**Task statement**
Search the data for "legend". Return each matching line.

Records drawn from a dataset:
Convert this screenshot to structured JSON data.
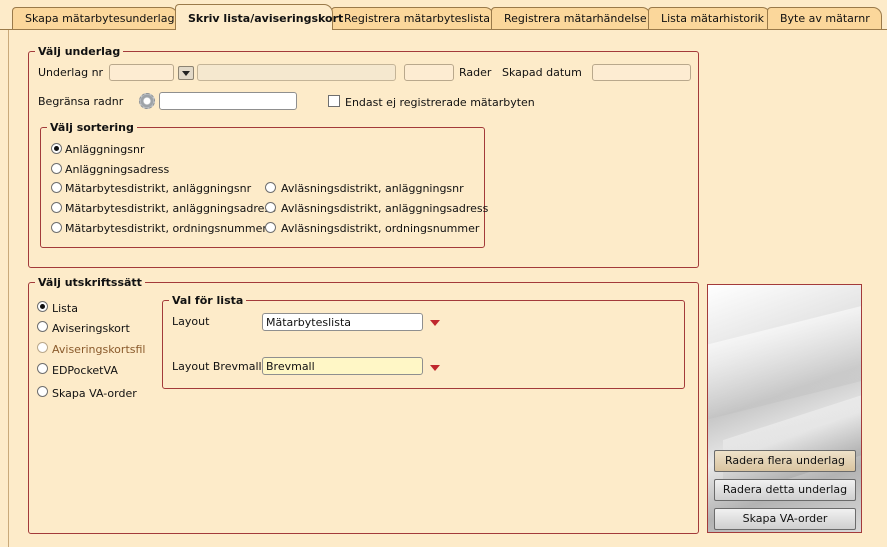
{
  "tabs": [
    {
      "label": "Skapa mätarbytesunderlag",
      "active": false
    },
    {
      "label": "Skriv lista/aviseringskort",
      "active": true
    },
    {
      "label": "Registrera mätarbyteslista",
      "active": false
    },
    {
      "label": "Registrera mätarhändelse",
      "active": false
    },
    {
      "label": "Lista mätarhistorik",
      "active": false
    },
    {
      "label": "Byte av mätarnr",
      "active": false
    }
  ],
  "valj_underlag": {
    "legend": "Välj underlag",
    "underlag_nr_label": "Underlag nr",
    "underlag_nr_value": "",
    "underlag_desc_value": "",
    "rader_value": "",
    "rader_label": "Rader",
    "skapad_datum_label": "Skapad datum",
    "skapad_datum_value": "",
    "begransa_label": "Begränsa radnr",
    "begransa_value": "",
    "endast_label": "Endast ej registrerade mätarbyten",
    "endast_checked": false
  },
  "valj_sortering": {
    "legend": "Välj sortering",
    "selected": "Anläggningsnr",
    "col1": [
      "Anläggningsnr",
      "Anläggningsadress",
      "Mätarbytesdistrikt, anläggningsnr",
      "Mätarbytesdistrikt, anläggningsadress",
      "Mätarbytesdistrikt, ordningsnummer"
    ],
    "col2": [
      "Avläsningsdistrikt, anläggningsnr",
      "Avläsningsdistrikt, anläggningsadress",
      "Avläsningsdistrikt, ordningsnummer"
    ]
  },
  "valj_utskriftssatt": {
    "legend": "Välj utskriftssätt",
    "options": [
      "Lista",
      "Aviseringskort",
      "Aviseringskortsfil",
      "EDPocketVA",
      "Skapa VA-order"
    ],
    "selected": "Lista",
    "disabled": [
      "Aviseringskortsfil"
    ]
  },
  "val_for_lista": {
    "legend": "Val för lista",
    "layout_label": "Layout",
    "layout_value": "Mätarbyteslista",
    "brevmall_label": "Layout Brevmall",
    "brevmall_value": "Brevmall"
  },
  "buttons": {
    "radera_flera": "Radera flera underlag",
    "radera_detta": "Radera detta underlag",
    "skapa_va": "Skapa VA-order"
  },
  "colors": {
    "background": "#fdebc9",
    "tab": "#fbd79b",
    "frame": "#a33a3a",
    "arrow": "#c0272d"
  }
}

**Your response**
    "legend": "Välj underlag",
    "legend": "Välj sortering",
    "legend": "Välj utskriftssätt",
    "legend": "Val för lista",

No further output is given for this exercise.